At that time, I owned a nice Crafters of Tennessee A5 mandolin. I had been eyeing some F5's, but with the banjo as my primary instrument, I couldn't justify that purchase. It made sense to me to start with the F5. Baptism by fire & why not?
After spending most of a year reading, swapping out tools and making jigs and fixtures, I started the process. I'm very pleased with what has happened, so far! Much more to come!
I'm now alternating between F5's and A5's with each batch. After 26 F5's I decided to take it a little easy on myself. I'm still doing 5 F5's per batch and I'm feeling good about my change to 8 A5's per batch. My list has grown quite a bit recently. I'm booked out about two years at this point. For now I'm cutting off orders. I will be selling some down the road through Greg Boyd's House of Fine Instruments in Missoula, MT, and possibly through another shop out east (more to come on that one). I'll keep the site up to date as I figure out what I'll be doing.

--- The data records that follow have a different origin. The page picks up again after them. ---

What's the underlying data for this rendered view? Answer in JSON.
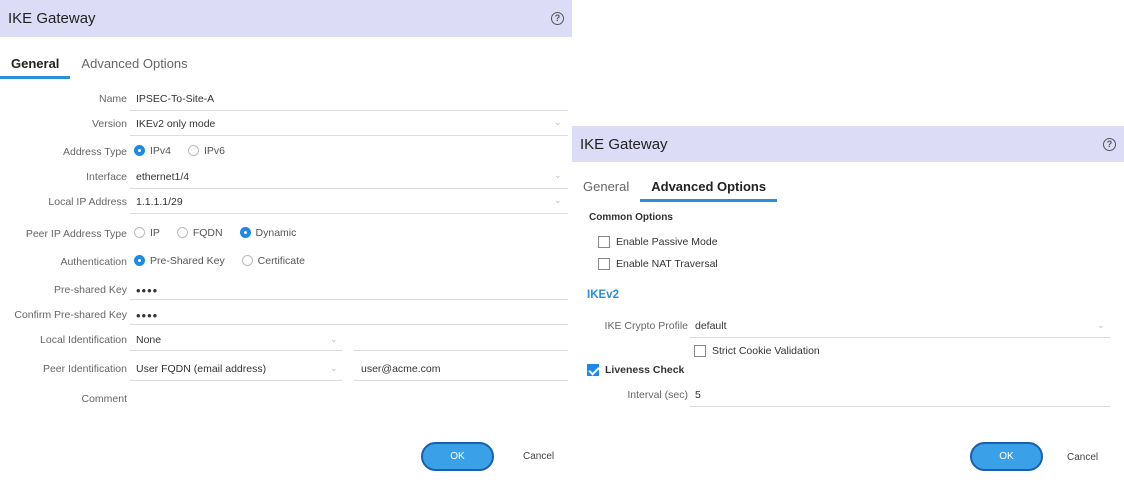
{
  "dialog1": {
    "title": "IKE Gateway",
    "help_symbol": "?",
    "tabs": [
      "General",
      "Advanced Options"
    ],
    "active_tab": "General",
    "fields": {
      "name": {
        "label": "Name",
        "value": "IPSEC-To-Site-A"
      },
      "version": {
        "label": "Version",
        "value": "IKEv2 only mode"
      },
      "address_type": {
        "label": "Address Type",
        "options": [
          "IPv4",
          "IPv6"
        ],
        "selected": "IPv4"
      },
      "interface": {
        "label": "Interface",
        "value": "ethernet1/4"
      },
      "local_ip": {
        "label": "Local IP Address",
        "value": "1.1.1.1/29"
      },
      "peer_ip_type": {
        "label": "Peer IP Address Type",
        "options": [
          "IP",
          "FQDN",
          "Dynamic"
        ],
        "selected": "Dynamic"
      },
      "authentication": {
        "label": "Authentication",
        "options": [
          "Pre-Shared Key",
          "Certificate"
        ],
        "selected": "Pre-Shared Key"
      },
      "psk": {
        "label": "Pre-shared Key",
        "value": "••••"
      },
      "confirm_psk": {
        "label": "Confirm Pre-shared Key",
        "value": "••••"
      },
      "local_id": {
        "label": "Local Identification",
        "value": "None",
        "extra": ""
      },
      "peer_id": {
        "label": "Peer Identification",
        "value": "User FQDN (email address)",
        "extra": "user@acme.com"
      },
      "comment": {
        "label": "Comment",
        "value": ""
      }
    },
    "ok_label": "OK",
    "cancel_label": "Cancel"
  },
  "dialog2": {
    "title": "IKE Gateway",
    "help_symbol": "?",
    "tabs": [
      "General",
      "Advanced Options"
    ],
    "active_tab": "Advanced Options",
    "common_options_label": "Common Options",
    "passive_mode": {
      "label": "Enable Passive Mode",
      "checked": false
    },
    "nat_traversal": {
      "label": "Enable NAT Traversal",
      "checked": false
    },
    "ikev2_label": "IKEv2",
    "crypto_profile": {
      "label": "IKE Crypto Profile",
      "value": "default"
    },
    "strict_cookie": {
      "label": "Strict Cookie Validation",
      "checked": false
    },
    "liveness": {
      "label": "Liveness Check",
      "checked": true
    },
    "interval": {
      "label": "Interval (sec)",
      "value": "5"
    },
    "ok_label": "OK",
    "cancel_label": "Cancel"
  },
  "colors": {
    "titlebar": "#dcdcf7",
    "accent": "#2a8fd9",
    "ok_button": "#3aa0e8"
  }
}
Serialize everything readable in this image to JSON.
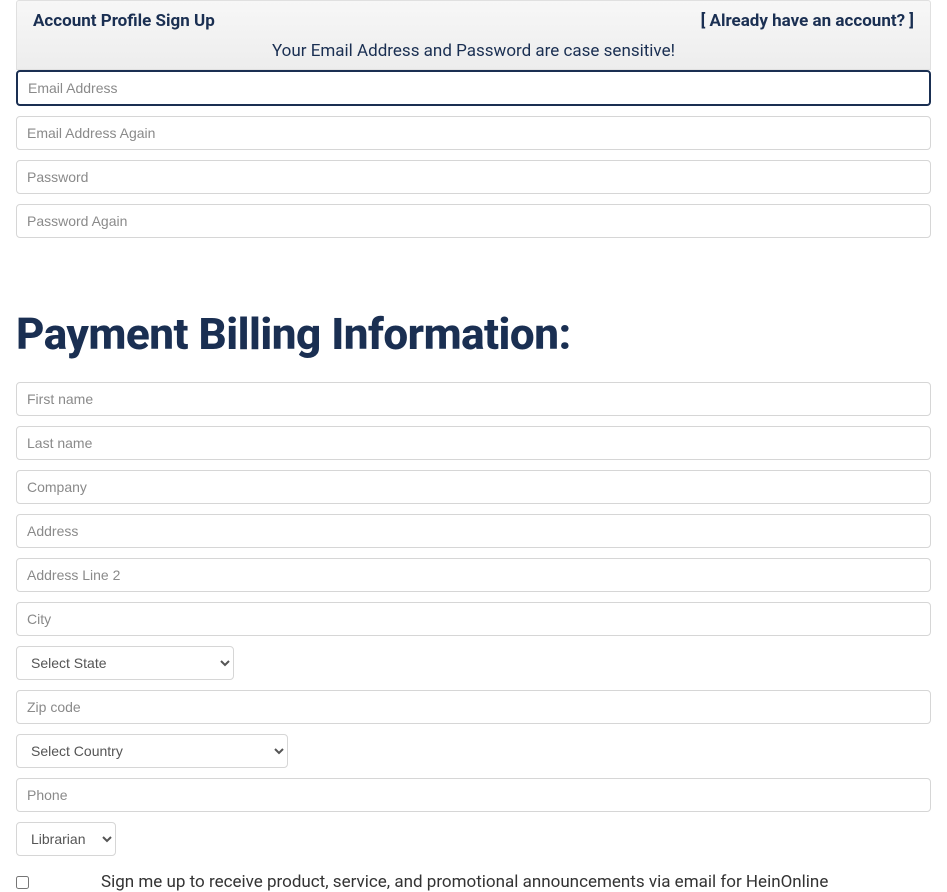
{
  "header": {
    "title": "Account Profile Sign Up",
    "already_link": "[ Already have an account? ]",
    "note": "Your Email Address and Password are case sensitive!"
  },
  "account": {
    "email_placeholder": "Email Address",
    "email_again_placeholder": "Email Address Again",
    "password_placeholder": "Password",
    "password_again_placeholder": "Password Again"
  },
  "billing": {
    "heading": "Payment Billing Information:",
    "first_name_placeholder": "First name",
    "last_name_placeholder": "Last name",
    "company_placeholder": "Company",
    "address_placeholder": "Address",
    "address2_placeholder": "Address Line 2",
    "city_placeholder": "City",
    "state_option": "Select State",
    "zip_placeholder": "Zip code",
    "country_option": "Select Country",
    "phone_placeholder": "Phone",
    "role_option": "Librarian",
    "optin_label": "Sign me up to receive product, service, and promotional announcements via email for HeinOnline"
  }
}
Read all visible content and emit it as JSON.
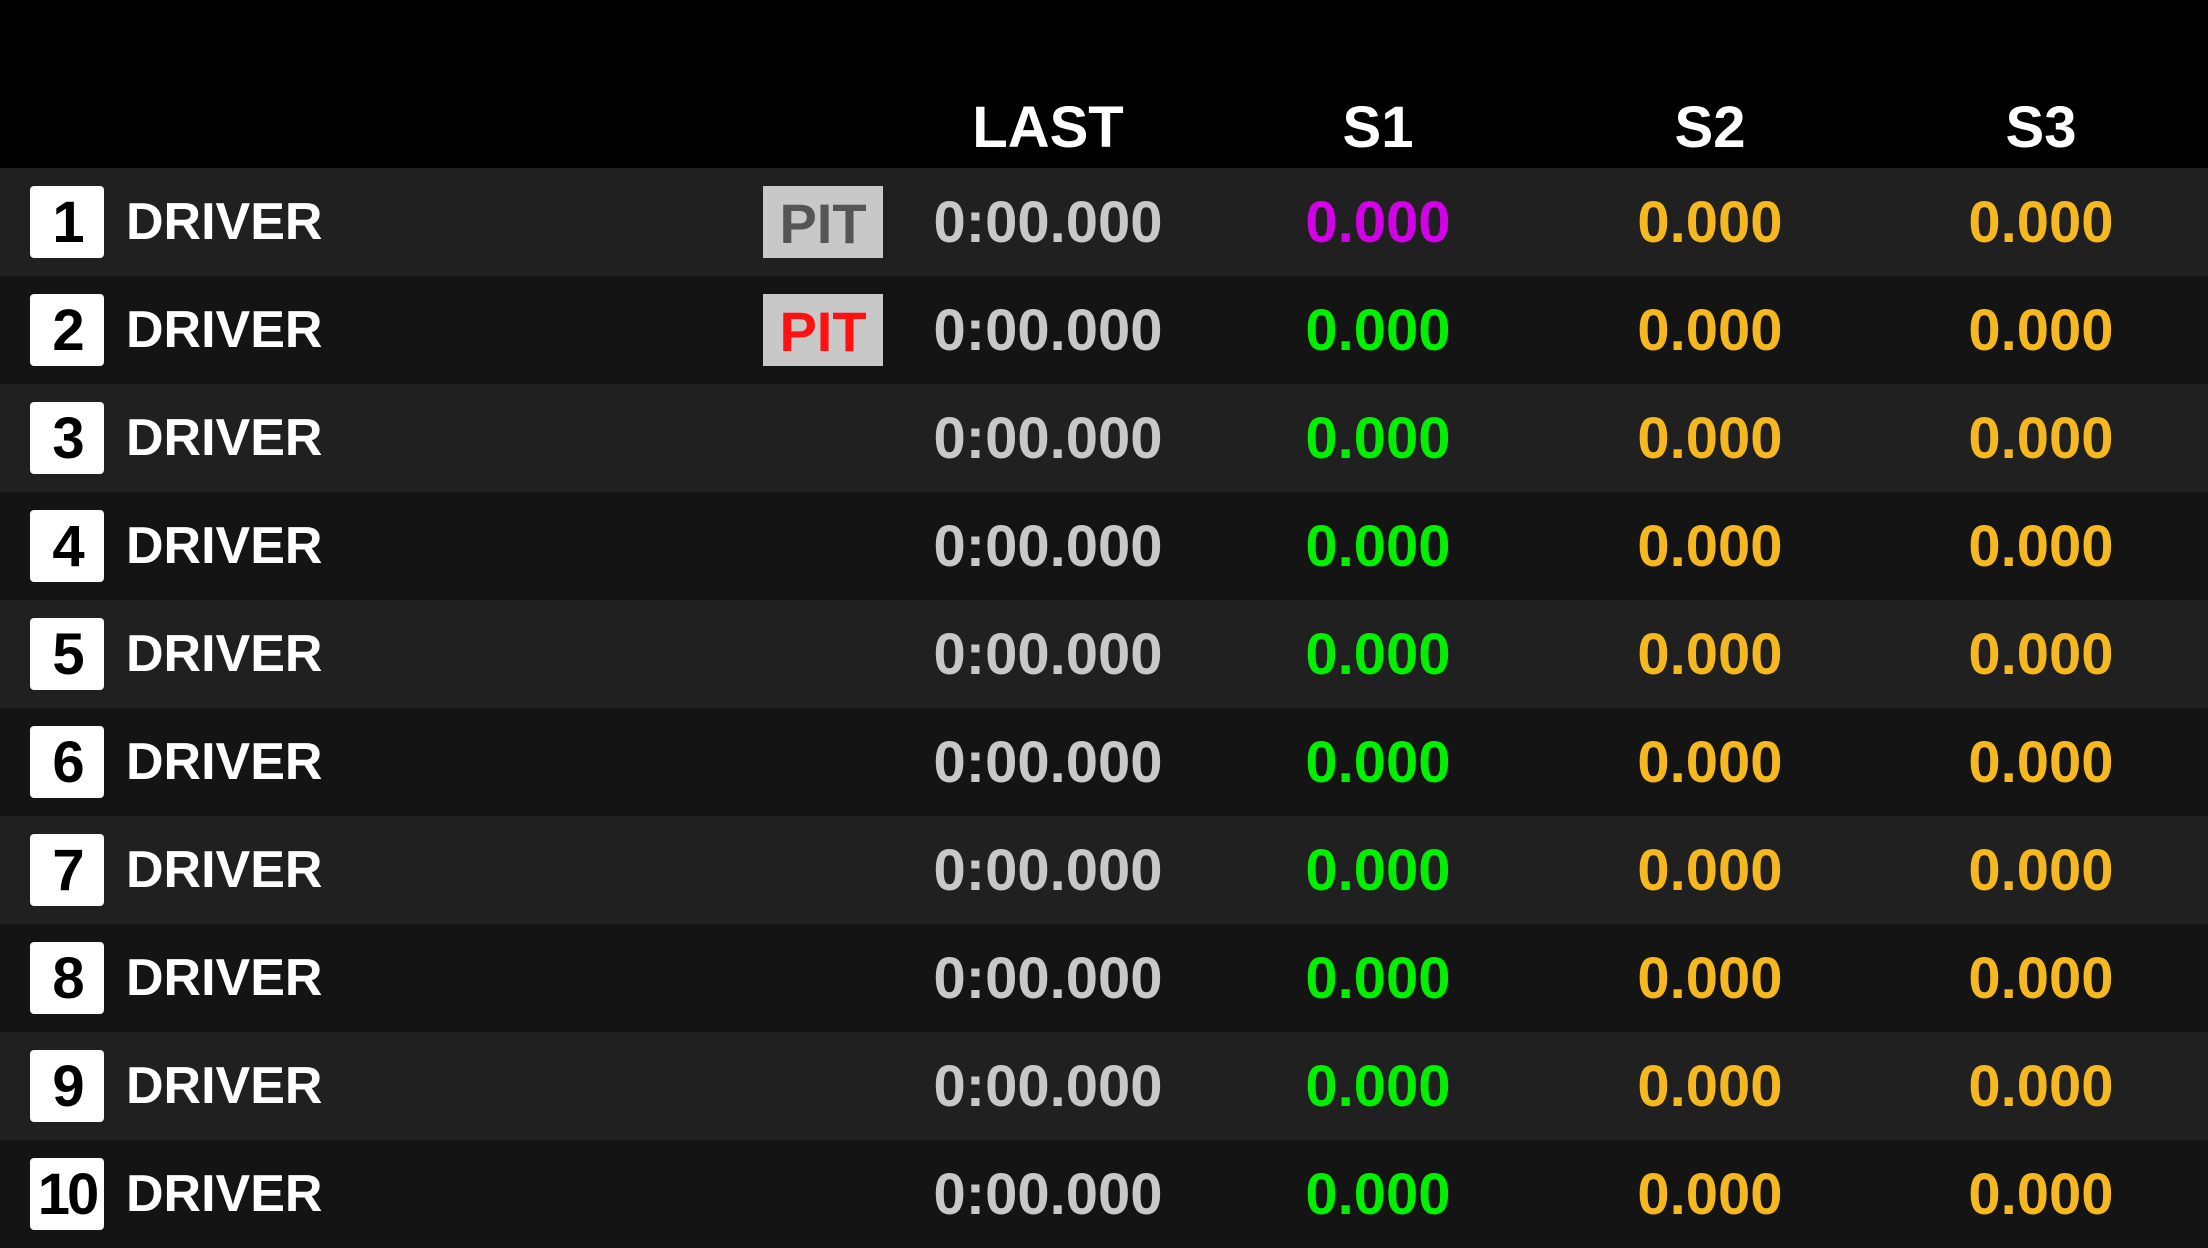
{
  "columns": {
    "last": "LAST",
    "s1": "S1",
    "s2": "S2",
    "s3": "S3"
  },
  "colors": {
    "s1_purple": "#d200e6",
    "s1_green": "#00f000",
    "sector_yellow": "#f5b820",
    "last_gray": "#c8c8c8",
    "pit_gray": "#555555",
    "pit_red": "#ff1111"
  },
  "rows": [
    {
      "pos": "1",
      "driver": "DRIVER",
      "pit": "PIT",
      "pit_style": "gray",
      "last": "0:00.000",
      "s1": "0.000",
      "s1_status": "purple",
      "s2": "0.000",
      "s3": "0.000"
    },
    {
      "pos": "2",
      "driver": "DRIVER",
      "pit": "PIT",
      "pit_style": "red",
      "last": "0:00.000",
      "s1": "0.000",
      "s1_status": "green",
      "s2": "0.000",
      "s3": "0.000"
    },
    {
      "pos": "3",
      "driver": "DRIVER",
      "pit": "",
      "pit_style": "none",
      "last": "0:00.000",
      "s1": "0.000",
      "s1_status": "green",
      "s2": "0.000",
      "s3": "0.000"
    },
    {
      "pos": "4",
      "driver": "DRIVER",
      "pit": "",
      "pit_style": "none",
      "last": "0:00.000",
      "s1": "0.000",
      "s1_status": "green",
      "s2": "0.000",
      "s3": "0.000"
    },
    {
      "pos": "5",
      "driver": "DRIVER",
      "pit": "",
      "pit_style": "none",
      "last": "0:00.000",
      "s1": "0.000",
      "s1_status": "green",
      "s2": "0.000",
      "s3": "0.000"
    },
    {
      "pos": "6",
      "driver": "DRIVER",
      "pit": "",
      "pit_style": "none",
      "last": "0:00.000",
      "s1": "0.000",
      "s1_status": "green",
      "s2": "0.000",
      "s3": "0.000"
    },
    {
      "pos": "7",
      "driver": "DRIVER",
      "pit": "",
      "pit_style": "none",
      "last": "0:00.000",
      "s1": "0.000",
      "s1_status": "green",
      "s2": "0.000",
      "s3": "0.000"
    },
    {
      "pos": "8",
      "driver": "DRIVER",
      "pit": "",
      "pit_style": "none",
      "last": "0:00.000",
      "s1": "0.000",
      "s1_status": "green",
      "s2": "0.000",
      "s3": "0.000"
    },
    {
      "pos": "9",
      "driver": "DRIVER",
      "pit": "",
      "pit_style": "none",
      "last": "0:00.000",
      "s1": "0.000",
      "s1_status": "green",
      "s2": "0.000",
      "s3": "0.000"
    },
    {
      "pos": "10",
      "driver": "DRIVER",
      "pit": "",
      "pit_style": "none",
      "last": "0:00.000",
      "s1": "0.000",
      "s1_status": "green",
      "s2": "0.000",
      "s3": "0.000"
    }
  ]
}
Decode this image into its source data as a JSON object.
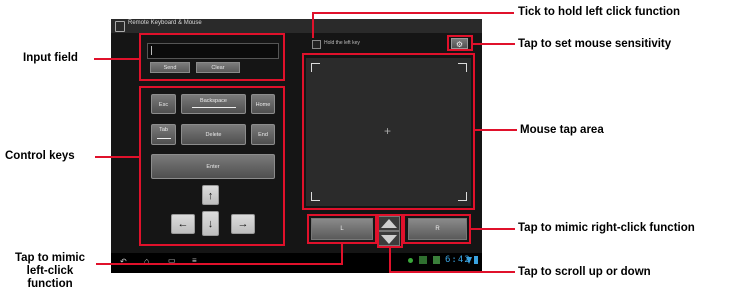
{
  "app": {
    "title": "Remote Keyboard & Mouse"
  },
  "input": {
    "send_label": "Send",
    "clear_label": "Clear"
  },
  "keys": {
    "esc": "Esc",
    "backspace": "Backspace",
    "home": "Home",
    "tab": "Tab",
    "delete": "Delete",
    "end": "End",
    "enter": "Enter",
    "up": "↑",
    "left": "←",
    "down": "↓",
    "right": "→"
  },
  "mouse": {
    "hold_label": "Hold the left key",
    "gear": "⚙",
    "crosshair": "+",
    "left_label": "L",
    "right_label": "R"
  },
  "navbar": {
    "time": "6:42",
    "back": "↶",
    "home": "⌂",
    "recents": "▭",
    "menu": "≡"
  },
  "callouts": {
    "input_field": "Input field",
    "control_keys": "Control keys",
    "left_click": "Tap to mimic\nleft-click\nfunction",
    "hold_left": "Tick to hold left click function",
    "sensitivity": "Tap to set mouse sensitivity",
    "tap_area": "Mouse tap area",
    "right_click": "Tap to mimic right-click function",
    "scroll": "Tap to scroll up or down"
  },
  "colors": {
    "callout_red": "#e0112b"
  }
}
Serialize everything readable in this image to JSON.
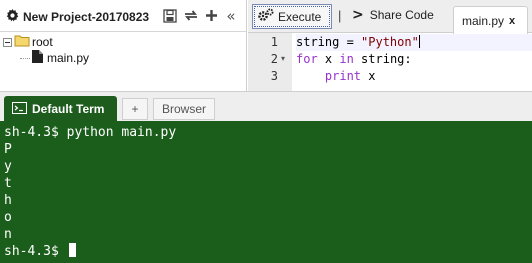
{
  "project": {
    "title": "New Project-20170823",
    "toolbar_icons": [
      "save-icon",
      "sync-icon",
      "add-icon",
      "collapse-icon"
    ],
    "collapse_glyph": "«",
    "tree": {
      "root_label": "root",
      "file_label": "main.py"
    }
  },
  "editor": {
    "execute_label": "Execute",
    "separator": "|",
    "share_label": "Share Code",
    "share_glyph": ">",
    "file_tab_label": "main.py",
    "file_tab_close": "x",
    "fold_glyph": "▾",
    "lines": [
      {
        "number": "1"
      },
      {
        "number": "2"
      },
      {
        "number": "3"
      }
    ],
    "code": {
      "l1_var": "string = ",
      "l1_str": "\"Python\"",
      "l2_kw1": "for",
      "l2_mid": " x ",
      "l2_kw2": "in",
      "l2_end": " string:",
      "l3_indent": "    ",
      "l3_kw": "print",
      "l3_end": " x"
    }
  },
  "terminal": {
    "tab_active_label": "Default Term",
    "tab_add_label": "+",
    "tab_browser_label": "Browser",
    "lines": [
      "sh-4.3$ python main.py",
      "P",
      "y",
      "t",
      "h",
      "o",
      "n"
    ],
    "prompt": "sh-4.3$ "
  },
  "colors": {
    "terminal_bg": "#1b5e1b",
    "tab_active_bg": "#1e5c1e",
    "keyword": "#9932cc",
    "string": "#800000"
  }
}
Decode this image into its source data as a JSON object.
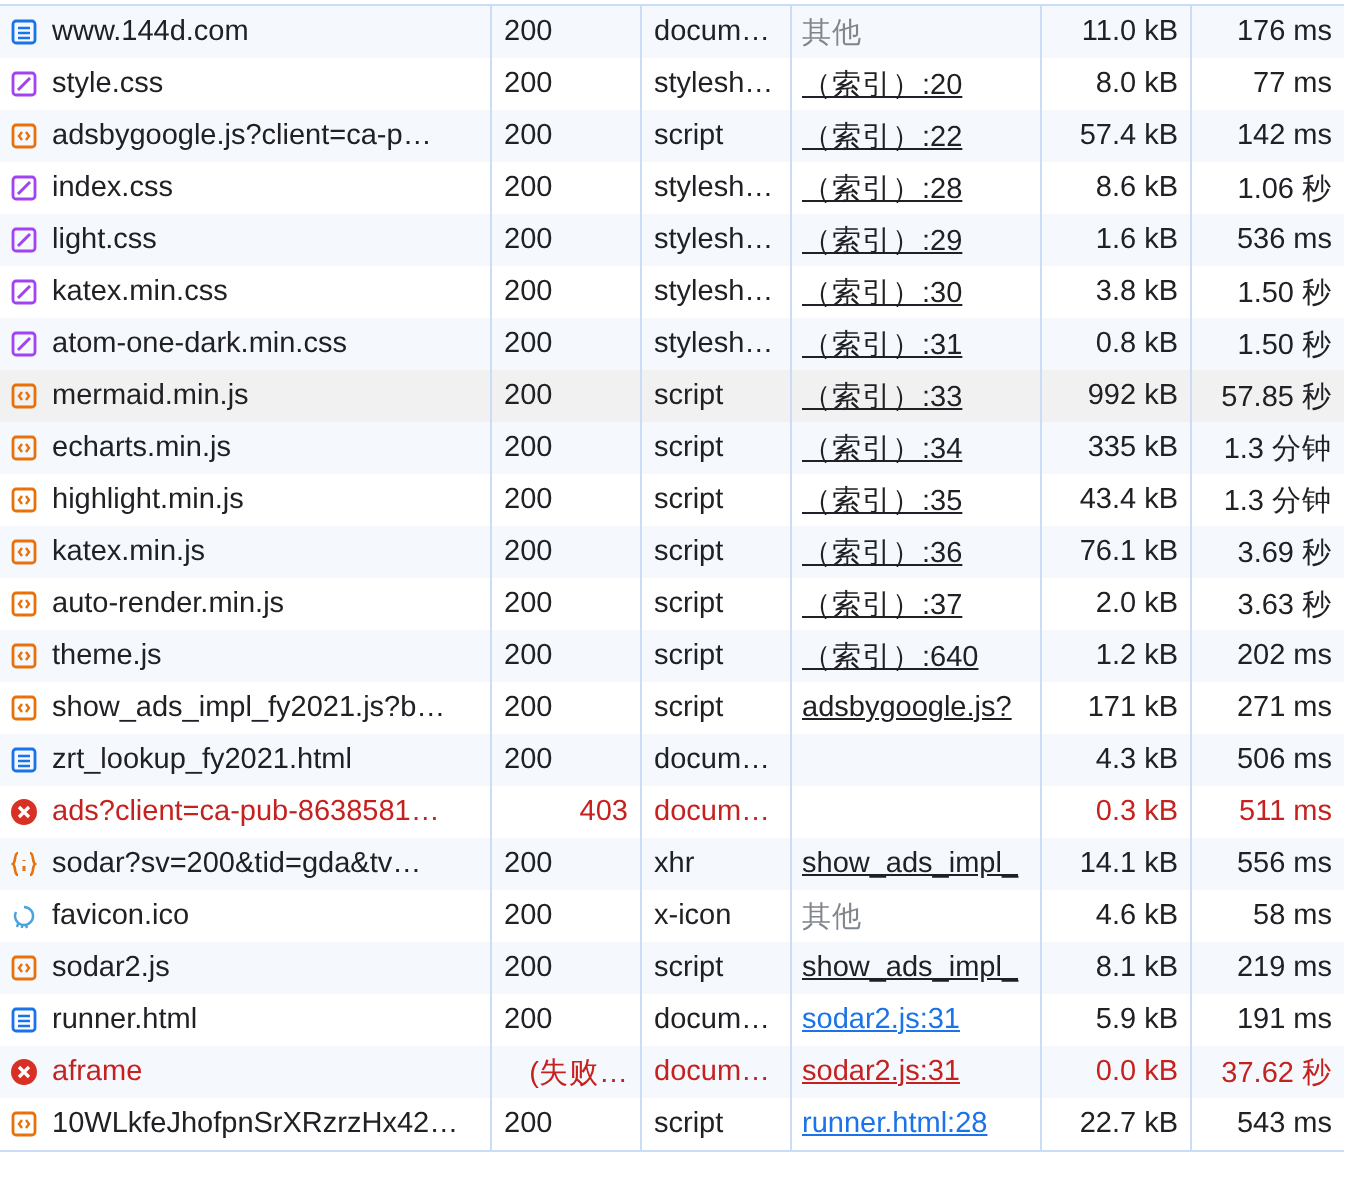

Before March 2020, I welcomed shop visits. These days, I'm not really doing that very much. If it does happen, I'll have the exhaust fan in the shop on full blast, and ask that you wear a mask, please.